── INPUT FOR THIS TASK

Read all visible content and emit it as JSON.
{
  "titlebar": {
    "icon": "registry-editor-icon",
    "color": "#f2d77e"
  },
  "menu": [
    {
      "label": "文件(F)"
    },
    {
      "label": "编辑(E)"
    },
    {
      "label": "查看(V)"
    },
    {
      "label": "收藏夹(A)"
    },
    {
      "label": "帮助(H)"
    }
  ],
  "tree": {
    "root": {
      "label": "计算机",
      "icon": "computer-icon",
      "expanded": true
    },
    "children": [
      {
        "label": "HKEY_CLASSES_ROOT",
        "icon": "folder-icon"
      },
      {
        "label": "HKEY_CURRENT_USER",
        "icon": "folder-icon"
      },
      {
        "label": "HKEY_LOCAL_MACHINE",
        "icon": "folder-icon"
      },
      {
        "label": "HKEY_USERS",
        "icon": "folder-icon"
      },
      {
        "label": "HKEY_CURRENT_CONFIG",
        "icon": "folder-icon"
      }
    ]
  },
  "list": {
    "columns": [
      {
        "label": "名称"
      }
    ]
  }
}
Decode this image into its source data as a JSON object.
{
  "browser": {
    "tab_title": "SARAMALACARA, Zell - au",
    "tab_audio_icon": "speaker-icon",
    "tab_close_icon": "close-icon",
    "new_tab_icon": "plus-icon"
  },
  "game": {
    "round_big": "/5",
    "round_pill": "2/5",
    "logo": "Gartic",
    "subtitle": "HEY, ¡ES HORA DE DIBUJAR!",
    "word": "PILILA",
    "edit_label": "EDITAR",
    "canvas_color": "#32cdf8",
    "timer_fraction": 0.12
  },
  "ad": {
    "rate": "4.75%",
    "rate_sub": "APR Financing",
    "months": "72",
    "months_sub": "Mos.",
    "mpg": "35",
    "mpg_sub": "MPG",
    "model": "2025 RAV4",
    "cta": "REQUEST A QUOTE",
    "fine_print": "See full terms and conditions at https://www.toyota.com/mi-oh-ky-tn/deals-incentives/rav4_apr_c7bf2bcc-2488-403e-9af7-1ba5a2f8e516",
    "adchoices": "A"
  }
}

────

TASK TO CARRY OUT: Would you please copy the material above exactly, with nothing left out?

REPLY:
Read all visible content and emit it as JSON.
{
  "titlebar": {
    "icon": "registry-editor-icon",
    "color": "#f2d77e"
  },
  "menu": [
    {
      "label": "文件(F)"
    },
    {
      "label": "编辑(E)"
    },
    {
      "label": "查看(V)"
    },
    {
      "label": "收藏夹(A)"
    },
    {
      "label": "帮助(H)"
    }
  ],
  "tree": {
    "root": {
      "label": "计算机",
      "icon": "computer-icon",
      "expanded": true
    },
    "children": [
      {
        "label": "HKEY_CLASSES_ROOT",
        "icon": "folder-icon"
      },
      {
        "label": "HKEY_CURRENT_USER",
        "icon": "folder-icon"
      },
      {
        "label": "HKEY_LOCAL_MACHINE",
        "icon": "folder-icon"
      },
      {
        "label": "HKEY_USERS",
        "icon": "folder-icon"
      },
      {
        "label": "HKEY_CURRENT_CONFIG",
        "icon": "folder-icon"
      }
    ]
  },
  "list": {
    "columns": [
      {
        "label": "名称"
      }
    ]
  }
}
Decode this image into its source data as a JSON object.
{
  "browser": {
    "tab_title": "SARAMALACARA, Zell - au",
    "tab_audio_icon": "speaker-icon",
    "tab_close_icon": "close-icon",
    "new_tab_icon": "plus-icon"
  },
  "game": {
    "round_big": "/5",
    "round_pill": "2/5",
    "logo": "Gartic",
    "subtitle": "HEY, ¡ES HORA DE DIBUJAR!",
    "word": "PILILA",
    "edit_label": "EDITAR",
    "canvas_color": "#32cdf8",
    "timer_fraction": 0.12
  },
  "ad": {
    "rate": "4.75%",
    "rate_sub": "APR Financing",
    "months": "72",
    "months_sub": "Mos.",
    "mpg": "35",
    "mpg_sub": "MPG",
    "model": "2025 RAV4",
    "cta": "REQUEST A QUOTE",
    "fine_print": "See full terms and conditions at https://www.toyota.com/mi-oh-ky-tn/deals-incentives/rav4_apr_c7bf2bcc-2488-403e-9af7-1ba5a2f8e516",
    "adchoices": "A"
  }
}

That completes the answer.